# Assignment:
Where the string "JSON" shows up in a line of the records, copy that line.

(Stored dataset items)

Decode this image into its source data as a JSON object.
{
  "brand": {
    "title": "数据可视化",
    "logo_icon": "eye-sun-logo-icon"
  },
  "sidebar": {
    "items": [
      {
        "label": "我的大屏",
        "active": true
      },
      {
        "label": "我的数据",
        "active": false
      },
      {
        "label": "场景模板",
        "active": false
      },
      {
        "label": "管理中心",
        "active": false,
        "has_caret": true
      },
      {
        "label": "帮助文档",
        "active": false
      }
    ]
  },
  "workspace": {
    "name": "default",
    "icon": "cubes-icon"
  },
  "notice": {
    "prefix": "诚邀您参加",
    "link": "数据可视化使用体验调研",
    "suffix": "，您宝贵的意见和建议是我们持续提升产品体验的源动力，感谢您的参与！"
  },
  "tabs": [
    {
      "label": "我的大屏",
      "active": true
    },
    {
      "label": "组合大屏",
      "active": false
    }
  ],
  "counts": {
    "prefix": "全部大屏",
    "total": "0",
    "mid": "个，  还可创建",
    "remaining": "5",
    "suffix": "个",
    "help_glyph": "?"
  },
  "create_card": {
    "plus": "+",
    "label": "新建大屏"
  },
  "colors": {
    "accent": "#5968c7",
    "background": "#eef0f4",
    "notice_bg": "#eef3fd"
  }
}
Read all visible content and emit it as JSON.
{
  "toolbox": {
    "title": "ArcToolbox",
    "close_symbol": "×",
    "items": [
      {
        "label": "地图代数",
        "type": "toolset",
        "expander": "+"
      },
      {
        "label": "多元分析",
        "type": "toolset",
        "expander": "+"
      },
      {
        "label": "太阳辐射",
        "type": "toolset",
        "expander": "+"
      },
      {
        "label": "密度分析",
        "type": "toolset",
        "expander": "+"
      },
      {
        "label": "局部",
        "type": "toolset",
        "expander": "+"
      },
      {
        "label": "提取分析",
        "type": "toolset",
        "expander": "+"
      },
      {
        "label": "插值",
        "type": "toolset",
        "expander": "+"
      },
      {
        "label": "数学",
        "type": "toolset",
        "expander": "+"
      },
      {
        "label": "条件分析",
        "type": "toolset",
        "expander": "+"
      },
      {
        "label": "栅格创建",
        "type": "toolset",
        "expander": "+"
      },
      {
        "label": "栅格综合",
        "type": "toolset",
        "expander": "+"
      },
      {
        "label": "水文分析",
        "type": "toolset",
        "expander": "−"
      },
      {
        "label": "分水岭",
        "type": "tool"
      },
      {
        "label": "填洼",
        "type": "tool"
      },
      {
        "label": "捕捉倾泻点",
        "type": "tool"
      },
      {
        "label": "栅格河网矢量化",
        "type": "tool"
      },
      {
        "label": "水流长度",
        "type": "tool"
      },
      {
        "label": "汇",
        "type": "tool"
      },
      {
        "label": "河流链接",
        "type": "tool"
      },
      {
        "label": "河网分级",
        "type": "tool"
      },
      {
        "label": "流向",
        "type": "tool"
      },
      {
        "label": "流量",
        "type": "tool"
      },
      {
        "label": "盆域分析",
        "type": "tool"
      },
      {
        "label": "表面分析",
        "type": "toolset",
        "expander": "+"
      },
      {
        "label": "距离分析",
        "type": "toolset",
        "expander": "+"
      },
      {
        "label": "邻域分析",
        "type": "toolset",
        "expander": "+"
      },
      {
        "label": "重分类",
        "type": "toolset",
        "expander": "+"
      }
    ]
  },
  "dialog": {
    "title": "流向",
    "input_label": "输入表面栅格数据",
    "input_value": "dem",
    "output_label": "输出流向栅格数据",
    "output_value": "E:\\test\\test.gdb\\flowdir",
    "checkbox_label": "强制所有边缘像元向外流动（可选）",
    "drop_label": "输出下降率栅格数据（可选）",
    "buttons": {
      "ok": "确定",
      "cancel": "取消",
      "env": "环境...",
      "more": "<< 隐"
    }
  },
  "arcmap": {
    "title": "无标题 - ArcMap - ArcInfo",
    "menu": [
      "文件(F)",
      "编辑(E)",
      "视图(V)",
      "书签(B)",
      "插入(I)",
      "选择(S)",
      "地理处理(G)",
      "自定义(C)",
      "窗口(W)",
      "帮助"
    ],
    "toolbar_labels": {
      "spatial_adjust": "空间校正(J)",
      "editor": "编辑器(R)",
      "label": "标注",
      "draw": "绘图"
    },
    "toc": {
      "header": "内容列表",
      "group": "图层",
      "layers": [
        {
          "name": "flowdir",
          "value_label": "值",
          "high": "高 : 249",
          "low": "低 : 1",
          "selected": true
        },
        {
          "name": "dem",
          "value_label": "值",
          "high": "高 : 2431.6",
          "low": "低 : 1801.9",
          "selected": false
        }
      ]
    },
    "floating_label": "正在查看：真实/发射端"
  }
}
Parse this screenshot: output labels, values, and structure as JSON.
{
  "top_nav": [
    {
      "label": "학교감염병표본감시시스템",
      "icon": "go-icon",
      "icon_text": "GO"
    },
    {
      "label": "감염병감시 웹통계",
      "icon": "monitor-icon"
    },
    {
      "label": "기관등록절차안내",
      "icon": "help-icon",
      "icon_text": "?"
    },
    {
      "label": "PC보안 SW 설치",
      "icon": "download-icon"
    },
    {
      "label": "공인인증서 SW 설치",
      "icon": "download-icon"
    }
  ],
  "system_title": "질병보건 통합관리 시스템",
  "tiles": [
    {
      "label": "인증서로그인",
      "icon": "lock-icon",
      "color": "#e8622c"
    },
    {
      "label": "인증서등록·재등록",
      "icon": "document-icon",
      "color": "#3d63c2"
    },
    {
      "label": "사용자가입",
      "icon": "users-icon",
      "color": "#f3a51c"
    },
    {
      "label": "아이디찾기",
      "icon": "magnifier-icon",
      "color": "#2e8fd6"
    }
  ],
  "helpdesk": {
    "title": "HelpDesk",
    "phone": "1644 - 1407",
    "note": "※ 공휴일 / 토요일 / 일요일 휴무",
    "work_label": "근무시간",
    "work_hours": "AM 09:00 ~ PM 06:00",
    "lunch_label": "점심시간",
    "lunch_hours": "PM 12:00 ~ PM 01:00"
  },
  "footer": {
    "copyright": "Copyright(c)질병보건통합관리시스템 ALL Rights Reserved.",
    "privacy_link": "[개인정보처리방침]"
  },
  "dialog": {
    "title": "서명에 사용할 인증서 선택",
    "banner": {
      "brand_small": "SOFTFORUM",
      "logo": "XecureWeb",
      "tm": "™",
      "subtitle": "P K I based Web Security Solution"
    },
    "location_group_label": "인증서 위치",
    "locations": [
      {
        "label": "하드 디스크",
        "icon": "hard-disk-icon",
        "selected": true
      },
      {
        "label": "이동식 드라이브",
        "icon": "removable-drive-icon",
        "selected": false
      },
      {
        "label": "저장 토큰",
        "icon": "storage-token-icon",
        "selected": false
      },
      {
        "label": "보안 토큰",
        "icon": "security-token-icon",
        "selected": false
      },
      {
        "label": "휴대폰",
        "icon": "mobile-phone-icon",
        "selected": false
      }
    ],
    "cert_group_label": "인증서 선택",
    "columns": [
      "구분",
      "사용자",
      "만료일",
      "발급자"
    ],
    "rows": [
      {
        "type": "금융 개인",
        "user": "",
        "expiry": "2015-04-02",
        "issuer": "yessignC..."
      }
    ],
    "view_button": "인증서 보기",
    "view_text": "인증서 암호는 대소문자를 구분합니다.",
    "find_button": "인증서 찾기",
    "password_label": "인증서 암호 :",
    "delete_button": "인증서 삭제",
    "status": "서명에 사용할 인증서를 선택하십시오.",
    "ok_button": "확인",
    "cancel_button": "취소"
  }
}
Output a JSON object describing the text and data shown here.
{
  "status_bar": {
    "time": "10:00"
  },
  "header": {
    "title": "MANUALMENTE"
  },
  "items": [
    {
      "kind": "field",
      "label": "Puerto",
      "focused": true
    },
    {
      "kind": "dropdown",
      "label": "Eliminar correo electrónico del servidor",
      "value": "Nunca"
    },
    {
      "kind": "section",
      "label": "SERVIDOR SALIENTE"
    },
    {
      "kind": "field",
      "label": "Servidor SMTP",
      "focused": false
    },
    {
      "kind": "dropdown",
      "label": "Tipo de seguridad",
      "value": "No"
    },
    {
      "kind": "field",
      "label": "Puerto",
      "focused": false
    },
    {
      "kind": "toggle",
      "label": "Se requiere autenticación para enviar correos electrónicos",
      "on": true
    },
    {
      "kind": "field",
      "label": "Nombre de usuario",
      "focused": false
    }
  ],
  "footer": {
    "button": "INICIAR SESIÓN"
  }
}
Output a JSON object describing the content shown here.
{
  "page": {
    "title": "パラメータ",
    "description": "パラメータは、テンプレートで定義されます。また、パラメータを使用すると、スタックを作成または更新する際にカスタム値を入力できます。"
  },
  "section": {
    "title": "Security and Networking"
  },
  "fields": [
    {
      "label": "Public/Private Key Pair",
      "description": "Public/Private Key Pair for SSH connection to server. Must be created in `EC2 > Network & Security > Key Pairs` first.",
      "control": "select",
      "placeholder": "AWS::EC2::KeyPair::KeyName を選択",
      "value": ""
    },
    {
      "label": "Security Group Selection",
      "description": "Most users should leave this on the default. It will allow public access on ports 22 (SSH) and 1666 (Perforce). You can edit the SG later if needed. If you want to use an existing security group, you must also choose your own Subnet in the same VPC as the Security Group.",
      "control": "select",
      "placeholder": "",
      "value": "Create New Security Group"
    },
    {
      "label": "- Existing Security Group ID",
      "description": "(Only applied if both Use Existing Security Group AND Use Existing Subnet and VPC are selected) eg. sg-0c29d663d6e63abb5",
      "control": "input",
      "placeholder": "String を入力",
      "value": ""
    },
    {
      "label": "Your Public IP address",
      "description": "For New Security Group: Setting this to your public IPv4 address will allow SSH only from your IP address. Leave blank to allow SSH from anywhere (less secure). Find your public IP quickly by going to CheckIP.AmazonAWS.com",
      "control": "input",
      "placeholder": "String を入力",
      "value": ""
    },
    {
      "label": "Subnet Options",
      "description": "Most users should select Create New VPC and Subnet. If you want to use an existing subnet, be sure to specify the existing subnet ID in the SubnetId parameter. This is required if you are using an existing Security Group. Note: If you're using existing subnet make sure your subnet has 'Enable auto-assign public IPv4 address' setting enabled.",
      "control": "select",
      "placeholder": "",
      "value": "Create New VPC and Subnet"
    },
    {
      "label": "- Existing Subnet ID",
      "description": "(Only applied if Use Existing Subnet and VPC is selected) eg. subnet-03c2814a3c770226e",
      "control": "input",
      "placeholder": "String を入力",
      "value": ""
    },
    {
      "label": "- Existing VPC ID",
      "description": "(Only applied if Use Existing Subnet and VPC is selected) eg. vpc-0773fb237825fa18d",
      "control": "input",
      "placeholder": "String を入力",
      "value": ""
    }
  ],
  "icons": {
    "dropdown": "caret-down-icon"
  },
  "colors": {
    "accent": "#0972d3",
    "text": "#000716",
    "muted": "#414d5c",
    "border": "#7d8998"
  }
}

# Result:
Decode this image into its source data as a JSON object.
Read all visible content and emit it as JSON.
Parse this screenshot: output labels, values, and structure as JSON.
Output a JSON object describing the text and data shown here.
Output a JSON object describing the content shown here.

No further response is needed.